→ Try it
Every entry that follows should be output exactly, and every image in it left out.

(Information)

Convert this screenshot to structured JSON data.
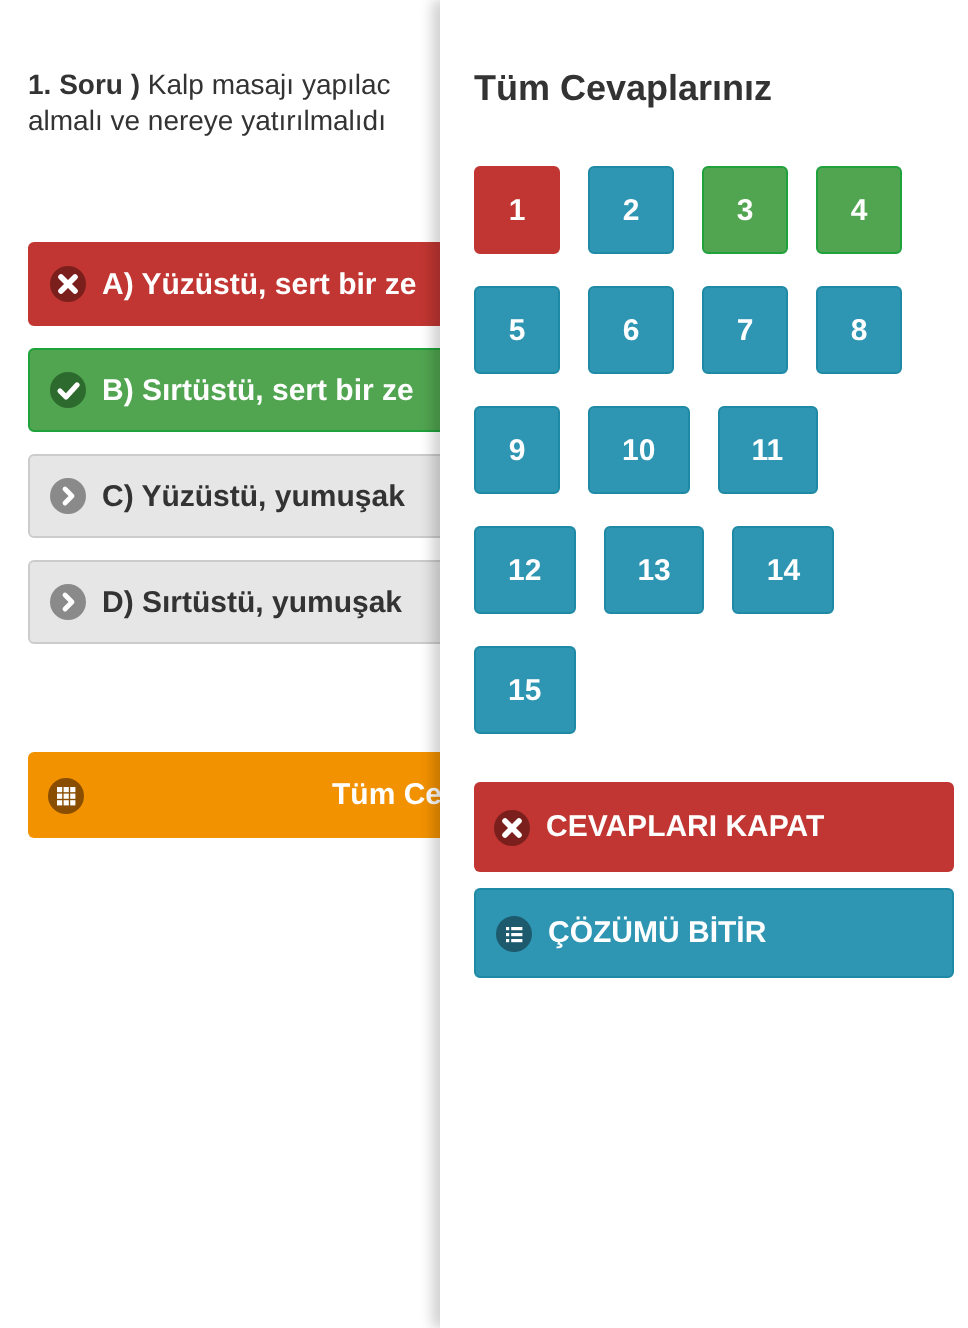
{
  "question": {
    "lines": [
      "**1. Soru )** Kalp masajı yapılac",
      "almalı ve nereye yatırılmalıdı"
    ]
  },
  "options": [
    {
      "text": "A) Yüzüstü, sert bir ze",
      "wrong": true,
      "correct": false
    },
    {
      "text": "B) Sırtüstü, sert bir ze",
      "wrong": false,
      "correct": true
    },
    {
      "text": "C) Yüzüstü, yumuşak",
      "wrong": false,
      "correct": false
    },
    {
      "text": "D) Sırtüstü, yumuşak",
      "wrong": false,
      "correct": false
    }
  ],
  "all_answers_button": {
    "label": "Tüm Ce"
  },
  "panel": {
    "title": "Tüm Cevaplarınız",
    "rows": [
      [
        {
          "number": "1",
          "wrong": true,
          "correct": false
        },
        {
          "number": "2",
          "wrong": false,
          "correct": false
        },
        {
          "number": "3",
          "wrong": false,
          "correct": true
        },
        {
          "number": "4",
          "wrong": false,
          "correct": true
        }
      ],
      [
        {
          "number": "5",
          "wrong": false,
          "correct": false
        },
        {
          "number": "6",
          "wrong": false,
          "correct": false
        },
        {
          "number": "7",
          "wrong": false,
          "correct": false
        },
        {
          "number": "8",
          "wrong": false,
          "correct": false
        }
      ],
      [
        {
          "number": "9",
          "wrong": false,
          "correct": false
        },
        {
          "number": "10",
          "wrong": false,
          "correct": false
        },
        {
          "number": "11",
          "wrong": false,
          "correct": false
        }
      ],
      [
        {
          "number": "12",
          "wrong": false,
          "correct": false
        },
        {
          "number": "13",
          "wrong": false,
          "correct": false
        },
        {
          "number": "14",
          "wrong": false,
          "correct": false
        }
      ],
      [
        {
          "number": "15",
          "wrong": false,
          "correct": false
        }
      ]
    ],
    "buttons": [
      {
        "label": "CEVAPLARI KAPAT",
        "kind": "close"
      },
      {
        "label": "ÇÖZÜMÜ BİTİR",
        "kind": "finish"
      }
    ]
  }
}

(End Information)

→ Written solution
Convert this screenshot to structured JSON data.
{
  "question": {
    "lines": [
      "**1. Soru )** Kalp masajı yapılac",
      "almalı ve nereye yatırılmalıdı"
    ]
  },
  "options": [
    {
      "text": "A) Yüzüstü, sert bir ze",
      "wrong": true,
      "correct": false
    },
    {
      "text": "B) Sırtüstü, sert bir ze",
      "wrong": false,
      "correct": true
    },
    {
      "text": "C) Yüzüstü, yumuşak",
      "wrong": false,
      "correct": false
    },
    {
      "text": "D) Sırtüstü, yumuşak",
      "wrong": false,
      "correct": false
    }
  ],
  "all_answers_button": {
    "label": "Tüm Ce"
  },
  "panel": {
    "title": "Tüm Cevaplarınız",
    "rows": [
      [
        {
          "number": "1",
          "wrong": true,
          "correct": false
        },
        {
          "number": "2",
          "wrong": false,
          "correct": false
        },
        {
          "number": "3",
          "wrong": false,
          "correct": true
        },
        {
          "number": "4",
          "wrong": false,
          "correct": true
        }
      ],
      [
        {
          "number": "5",
          "wrong": false,
          "correct": false
        },
        {
          "number": "6",
          "wrong": false,
          "correct": false
        },
        {
          "number": "7",
          "wrong": false,
          "correct": false
        },
        {
          "number": "8",
          "wrong": false,
          "correct": false
        }
      ],
      [
        {
          "number": "9",
          "wrong": false,
          "correct": false
        },
        {
          "number": "10",
          "wrong": false,
          "correct": false
        },
        {
          "number": "11",
          "wrong": false,
          "correct": false
        }
      ],
      [
        {
          "number": "12",
          "wrong": false,
          "correct": false
        },
        {
          "number": "13",
          "wrong": false,
          "correct": false
        },
        {
          "number": "14",
          "wrong": false,
          "correct": false
        }
      ],
      [
        {
          "number": "15",
          "wrong": false,
          "correct": false
        }
      ]
    ],
    "buttons": [
      {
        "label": "CEVAPLARI KAPAT",
        "kind": "close"
      },
      {
        "label": "ÇÖZÜMÜ BİTİR",
        "kind": "finish"
      }
    ]
  }
}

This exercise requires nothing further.